Early last year I had cause to observe check-in processes at several Las Vegas properties: Venetian, Palazzo, Imperial Palace, Flamingo, Bally’s and Harrah’s. Regardless of amenities and opulence (or lack thereof), all had a common thread at the reservations desk: you stand in line. You wait your turn. The end.
It didn’t matter if it was the posh Palazzo or budgeteers’ favorite Imperial Palace, you have to wait in what can be a long line until it’s your turn to check in.
During my 31 days of living on the Strip last year, I had plenty of time to ponder while waiting to check into my hotel room. Surely there’s got to be a better, faster, more efficient way to do this, isn’t there? After all, you can print boarding passes to get on a plane these days. Shouldn’t I be able to get into my room quicker?
During my most recent trip to Vegas I spied self check-in kiosks at the Flamingo. Nirvana! They sat unused while a line of arriving travelers snaked through the lobby. Perhaps they were too new, too hidden or too scary. Nevertheless, I’m a fan. Here are a few untested, unresearched ideas I had for innovation at the check-in counter:
Self Serve Kiosks. So many processes can be automated. Why not this one? Instead of three or four warm bodies behind the desk, how about a bank of 10 self-serve kiosks with one or two CSRs to monitor and assist where needed.
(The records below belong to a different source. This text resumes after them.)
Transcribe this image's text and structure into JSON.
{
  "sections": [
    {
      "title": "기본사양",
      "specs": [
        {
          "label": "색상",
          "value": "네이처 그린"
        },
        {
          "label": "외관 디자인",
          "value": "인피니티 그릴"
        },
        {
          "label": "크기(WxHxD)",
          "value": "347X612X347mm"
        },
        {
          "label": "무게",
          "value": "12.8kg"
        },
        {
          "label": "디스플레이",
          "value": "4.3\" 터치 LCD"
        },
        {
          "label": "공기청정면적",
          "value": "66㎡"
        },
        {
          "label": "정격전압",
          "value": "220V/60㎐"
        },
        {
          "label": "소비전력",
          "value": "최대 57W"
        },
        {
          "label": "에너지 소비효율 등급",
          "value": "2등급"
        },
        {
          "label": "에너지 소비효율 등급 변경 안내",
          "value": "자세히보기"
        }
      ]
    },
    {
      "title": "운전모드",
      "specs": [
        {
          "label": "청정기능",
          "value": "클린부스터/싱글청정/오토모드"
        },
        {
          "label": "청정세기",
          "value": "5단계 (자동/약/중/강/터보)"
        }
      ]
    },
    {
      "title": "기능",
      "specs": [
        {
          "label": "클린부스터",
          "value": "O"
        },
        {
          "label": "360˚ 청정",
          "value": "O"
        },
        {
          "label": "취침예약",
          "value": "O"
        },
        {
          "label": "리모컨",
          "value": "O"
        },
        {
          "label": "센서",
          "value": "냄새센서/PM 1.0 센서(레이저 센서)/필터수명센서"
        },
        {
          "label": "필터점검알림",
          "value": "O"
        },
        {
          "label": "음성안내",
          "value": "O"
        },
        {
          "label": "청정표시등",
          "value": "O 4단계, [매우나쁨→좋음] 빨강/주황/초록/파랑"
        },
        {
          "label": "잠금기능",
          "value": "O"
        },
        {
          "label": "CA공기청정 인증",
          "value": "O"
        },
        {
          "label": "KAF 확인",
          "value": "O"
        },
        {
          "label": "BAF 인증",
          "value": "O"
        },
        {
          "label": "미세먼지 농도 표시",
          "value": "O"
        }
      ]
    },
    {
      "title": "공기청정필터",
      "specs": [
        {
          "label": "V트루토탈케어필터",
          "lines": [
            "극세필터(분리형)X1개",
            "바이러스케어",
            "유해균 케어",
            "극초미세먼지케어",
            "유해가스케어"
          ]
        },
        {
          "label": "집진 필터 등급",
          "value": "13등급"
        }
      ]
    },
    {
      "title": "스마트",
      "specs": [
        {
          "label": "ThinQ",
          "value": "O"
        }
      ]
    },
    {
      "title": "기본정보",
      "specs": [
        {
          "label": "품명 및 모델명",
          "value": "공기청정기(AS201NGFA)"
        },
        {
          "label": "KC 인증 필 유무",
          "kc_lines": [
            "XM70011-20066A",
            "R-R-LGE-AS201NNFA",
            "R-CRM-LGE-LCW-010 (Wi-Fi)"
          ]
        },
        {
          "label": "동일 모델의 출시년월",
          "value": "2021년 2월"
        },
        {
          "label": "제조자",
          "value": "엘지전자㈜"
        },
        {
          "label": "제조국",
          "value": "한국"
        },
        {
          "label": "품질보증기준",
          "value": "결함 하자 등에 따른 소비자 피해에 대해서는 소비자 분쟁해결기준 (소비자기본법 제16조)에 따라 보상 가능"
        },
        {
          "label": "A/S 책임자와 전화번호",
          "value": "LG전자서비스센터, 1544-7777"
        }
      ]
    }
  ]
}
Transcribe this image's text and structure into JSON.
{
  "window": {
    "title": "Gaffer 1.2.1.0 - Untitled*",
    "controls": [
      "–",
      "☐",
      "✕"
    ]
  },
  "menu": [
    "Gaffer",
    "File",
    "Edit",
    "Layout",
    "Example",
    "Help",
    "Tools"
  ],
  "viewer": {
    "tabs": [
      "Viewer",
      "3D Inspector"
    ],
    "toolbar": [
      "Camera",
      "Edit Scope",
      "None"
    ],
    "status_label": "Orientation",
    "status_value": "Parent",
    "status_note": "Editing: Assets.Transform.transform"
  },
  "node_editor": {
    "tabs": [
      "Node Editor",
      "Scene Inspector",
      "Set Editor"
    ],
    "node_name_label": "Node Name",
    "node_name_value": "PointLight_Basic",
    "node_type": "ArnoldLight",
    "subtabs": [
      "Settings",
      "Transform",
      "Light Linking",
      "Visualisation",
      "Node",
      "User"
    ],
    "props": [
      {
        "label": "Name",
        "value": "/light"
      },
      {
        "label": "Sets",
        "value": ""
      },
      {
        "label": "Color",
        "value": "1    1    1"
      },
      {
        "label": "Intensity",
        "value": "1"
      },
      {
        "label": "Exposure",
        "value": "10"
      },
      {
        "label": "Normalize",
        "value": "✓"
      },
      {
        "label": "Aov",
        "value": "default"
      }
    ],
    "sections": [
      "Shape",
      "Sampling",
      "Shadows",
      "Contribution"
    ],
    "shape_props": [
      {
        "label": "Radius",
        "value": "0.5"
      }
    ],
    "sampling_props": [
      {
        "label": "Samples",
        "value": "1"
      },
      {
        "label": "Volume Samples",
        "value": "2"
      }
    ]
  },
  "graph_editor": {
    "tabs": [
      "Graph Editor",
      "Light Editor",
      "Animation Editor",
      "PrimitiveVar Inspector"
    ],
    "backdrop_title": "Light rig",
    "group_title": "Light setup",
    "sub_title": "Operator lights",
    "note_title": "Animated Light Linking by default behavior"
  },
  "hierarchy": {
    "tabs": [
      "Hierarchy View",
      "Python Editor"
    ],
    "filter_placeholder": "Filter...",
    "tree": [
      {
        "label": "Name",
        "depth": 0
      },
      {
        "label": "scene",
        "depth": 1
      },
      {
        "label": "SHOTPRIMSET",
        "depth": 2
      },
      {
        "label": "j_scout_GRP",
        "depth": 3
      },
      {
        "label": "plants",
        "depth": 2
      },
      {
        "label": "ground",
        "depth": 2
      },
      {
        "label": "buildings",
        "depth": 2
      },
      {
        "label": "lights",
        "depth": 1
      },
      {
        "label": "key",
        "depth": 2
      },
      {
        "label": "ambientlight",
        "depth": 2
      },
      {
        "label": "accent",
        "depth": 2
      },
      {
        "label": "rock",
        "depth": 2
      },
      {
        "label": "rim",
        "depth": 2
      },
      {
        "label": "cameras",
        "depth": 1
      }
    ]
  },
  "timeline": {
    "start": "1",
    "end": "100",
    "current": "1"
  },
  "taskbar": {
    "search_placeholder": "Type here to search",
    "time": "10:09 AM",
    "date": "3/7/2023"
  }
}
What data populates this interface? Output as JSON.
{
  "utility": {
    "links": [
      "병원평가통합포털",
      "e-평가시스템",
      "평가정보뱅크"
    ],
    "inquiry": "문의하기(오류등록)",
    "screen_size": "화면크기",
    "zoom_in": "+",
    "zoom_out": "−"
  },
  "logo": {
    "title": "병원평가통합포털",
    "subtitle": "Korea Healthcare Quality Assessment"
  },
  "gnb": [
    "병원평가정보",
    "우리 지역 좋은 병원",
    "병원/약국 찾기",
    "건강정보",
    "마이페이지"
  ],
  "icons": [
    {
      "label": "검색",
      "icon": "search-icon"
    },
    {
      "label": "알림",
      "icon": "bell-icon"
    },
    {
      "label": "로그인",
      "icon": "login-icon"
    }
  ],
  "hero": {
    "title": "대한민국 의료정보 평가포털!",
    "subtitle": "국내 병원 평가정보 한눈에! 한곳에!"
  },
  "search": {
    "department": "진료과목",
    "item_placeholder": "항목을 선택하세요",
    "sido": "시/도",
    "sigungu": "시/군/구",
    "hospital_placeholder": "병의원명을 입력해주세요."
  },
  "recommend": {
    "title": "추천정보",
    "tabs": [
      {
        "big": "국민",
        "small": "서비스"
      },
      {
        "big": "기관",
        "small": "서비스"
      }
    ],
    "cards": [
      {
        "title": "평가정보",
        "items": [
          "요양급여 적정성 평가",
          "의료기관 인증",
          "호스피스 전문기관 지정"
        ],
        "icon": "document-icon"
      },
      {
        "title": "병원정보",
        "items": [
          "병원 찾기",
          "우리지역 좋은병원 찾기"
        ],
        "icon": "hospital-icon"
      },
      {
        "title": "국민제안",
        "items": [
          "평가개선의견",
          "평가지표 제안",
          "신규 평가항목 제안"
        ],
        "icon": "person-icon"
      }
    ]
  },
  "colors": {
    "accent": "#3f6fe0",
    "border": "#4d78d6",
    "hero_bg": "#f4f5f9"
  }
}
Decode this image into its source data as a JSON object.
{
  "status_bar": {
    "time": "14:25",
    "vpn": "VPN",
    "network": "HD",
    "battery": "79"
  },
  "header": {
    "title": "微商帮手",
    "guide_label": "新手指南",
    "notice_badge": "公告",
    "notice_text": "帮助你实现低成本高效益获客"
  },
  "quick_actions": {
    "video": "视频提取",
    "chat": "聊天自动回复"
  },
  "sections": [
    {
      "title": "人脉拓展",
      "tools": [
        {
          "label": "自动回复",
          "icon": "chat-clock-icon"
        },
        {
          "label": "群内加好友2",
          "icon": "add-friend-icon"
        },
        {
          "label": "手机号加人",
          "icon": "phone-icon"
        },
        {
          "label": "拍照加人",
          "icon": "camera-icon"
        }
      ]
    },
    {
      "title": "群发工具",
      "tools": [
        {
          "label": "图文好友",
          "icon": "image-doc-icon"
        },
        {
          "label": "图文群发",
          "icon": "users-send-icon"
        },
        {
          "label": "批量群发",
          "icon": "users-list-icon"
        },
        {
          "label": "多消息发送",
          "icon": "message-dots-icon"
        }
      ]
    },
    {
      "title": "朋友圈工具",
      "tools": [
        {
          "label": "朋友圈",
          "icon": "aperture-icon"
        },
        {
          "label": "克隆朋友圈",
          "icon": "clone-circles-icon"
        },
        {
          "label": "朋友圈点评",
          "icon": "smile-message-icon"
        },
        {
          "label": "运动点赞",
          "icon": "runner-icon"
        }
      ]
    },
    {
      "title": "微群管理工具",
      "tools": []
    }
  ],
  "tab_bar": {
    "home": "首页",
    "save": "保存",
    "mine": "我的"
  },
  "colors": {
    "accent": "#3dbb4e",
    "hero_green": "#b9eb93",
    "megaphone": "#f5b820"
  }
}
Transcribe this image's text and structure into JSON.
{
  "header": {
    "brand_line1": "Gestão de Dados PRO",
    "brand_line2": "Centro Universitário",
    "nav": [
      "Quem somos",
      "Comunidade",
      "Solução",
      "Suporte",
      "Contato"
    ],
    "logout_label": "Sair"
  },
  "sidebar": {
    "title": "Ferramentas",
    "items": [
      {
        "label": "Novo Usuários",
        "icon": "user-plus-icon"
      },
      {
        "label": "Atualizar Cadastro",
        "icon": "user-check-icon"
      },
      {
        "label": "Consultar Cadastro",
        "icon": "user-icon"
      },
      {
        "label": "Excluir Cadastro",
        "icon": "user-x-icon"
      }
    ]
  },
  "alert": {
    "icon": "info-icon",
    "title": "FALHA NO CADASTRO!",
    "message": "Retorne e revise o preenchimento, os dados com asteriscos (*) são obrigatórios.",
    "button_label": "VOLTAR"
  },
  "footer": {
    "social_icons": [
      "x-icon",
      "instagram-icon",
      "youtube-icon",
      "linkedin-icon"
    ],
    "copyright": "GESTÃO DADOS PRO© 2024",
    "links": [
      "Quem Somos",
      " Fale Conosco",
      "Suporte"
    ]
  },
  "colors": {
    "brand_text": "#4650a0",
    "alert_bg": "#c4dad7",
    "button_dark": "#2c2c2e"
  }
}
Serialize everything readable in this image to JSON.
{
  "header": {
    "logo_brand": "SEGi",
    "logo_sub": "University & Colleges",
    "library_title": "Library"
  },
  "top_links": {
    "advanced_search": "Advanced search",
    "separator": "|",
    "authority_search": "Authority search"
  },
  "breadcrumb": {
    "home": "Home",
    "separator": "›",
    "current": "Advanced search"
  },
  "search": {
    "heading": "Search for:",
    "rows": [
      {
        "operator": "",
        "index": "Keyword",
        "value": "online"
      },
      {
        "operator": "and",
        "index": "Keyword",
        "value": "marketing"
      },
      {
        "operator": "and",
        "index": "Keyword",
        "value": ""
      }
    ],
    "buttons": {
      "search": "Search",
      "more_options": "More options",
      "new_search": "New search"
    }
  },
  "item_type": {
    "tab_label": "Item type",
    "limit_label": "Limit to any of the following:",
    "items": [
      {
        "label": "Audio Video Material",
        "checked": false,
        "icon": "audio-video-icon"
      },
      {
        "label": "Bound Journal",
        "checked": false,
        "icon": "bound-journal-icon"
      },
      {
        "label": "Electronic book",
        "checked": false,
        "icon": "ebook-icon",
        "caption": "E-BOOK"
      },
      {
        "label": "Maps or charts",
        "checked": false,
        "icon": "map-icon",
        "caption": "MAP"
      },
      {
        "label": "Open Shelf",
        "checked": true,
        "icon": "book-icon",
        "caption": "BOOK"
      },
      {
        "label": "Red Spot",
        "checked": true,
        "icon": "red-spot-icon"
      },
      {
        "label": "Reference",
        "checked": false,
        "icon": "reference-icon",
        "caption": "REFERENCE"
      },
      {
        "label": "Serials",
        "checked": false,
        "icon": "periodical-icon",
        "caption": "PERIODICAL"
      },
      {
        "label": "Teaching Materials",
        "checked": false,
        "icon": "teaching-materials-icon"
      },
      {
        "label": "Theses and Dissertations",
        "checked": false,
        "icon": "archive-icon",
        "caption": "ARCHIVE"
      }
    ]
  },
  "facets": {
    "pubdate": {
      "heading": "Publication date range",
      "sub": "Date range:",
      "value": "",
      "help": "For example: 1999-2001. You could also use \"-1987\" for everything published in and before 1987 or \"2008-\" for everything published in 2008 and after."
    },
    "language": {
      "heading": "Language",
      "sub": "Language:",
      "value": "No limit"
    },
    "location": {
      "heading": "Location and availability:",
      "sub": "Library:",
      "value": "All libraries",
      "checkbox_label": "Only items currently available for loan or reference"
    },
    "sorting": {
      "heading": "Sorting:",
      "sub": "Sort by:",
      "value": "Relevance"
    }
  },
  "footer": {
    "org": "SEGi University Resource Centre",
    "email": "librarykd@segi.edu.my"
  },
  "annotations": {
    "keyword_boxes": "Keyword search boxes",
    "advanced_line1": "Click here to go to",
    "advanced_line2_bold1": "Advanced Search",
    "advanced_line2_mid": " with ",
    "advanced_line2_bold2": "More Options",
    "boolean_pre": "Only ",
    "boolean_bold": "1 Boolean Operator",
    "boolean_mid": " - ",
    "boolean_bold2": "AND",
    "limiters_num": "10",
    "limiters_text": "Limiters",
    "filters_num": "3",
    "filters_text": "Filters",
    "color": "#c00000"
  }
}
Concierge-Level Service. This is a bit of a reach and will require some examination. But imagine walking into your hotel lobby and being greeted by a host (similar to a restaurant) who is holding all your information on an iPad and personally walks you to an agent (or kiosk, if you will) or bellhop to get you to your room? Given the level of technology we use to book our trips, shouldn’t we be able to walk into the lobby and get our keys immediately? Seriously, why can’t we do this? What’s so cost prohibitive about it?
Take-A-Number, BMV Style. Not really an improvement, but better than standing in a line. Okay, not an improvement at all. Never mind.
Eliminate Check-Out. Right here, you save resources at the front desk. In my estimation, there is NO NEED EVER to physically check out at the front desk. Leave your keys in the room and you’ll either be billed in the mail or the charge will appear on the credit card you used to reserve the room. The end. Fortunately, most Strip hotels already do this.
Just a few errant thoughts on a hot, Sunday afternoon.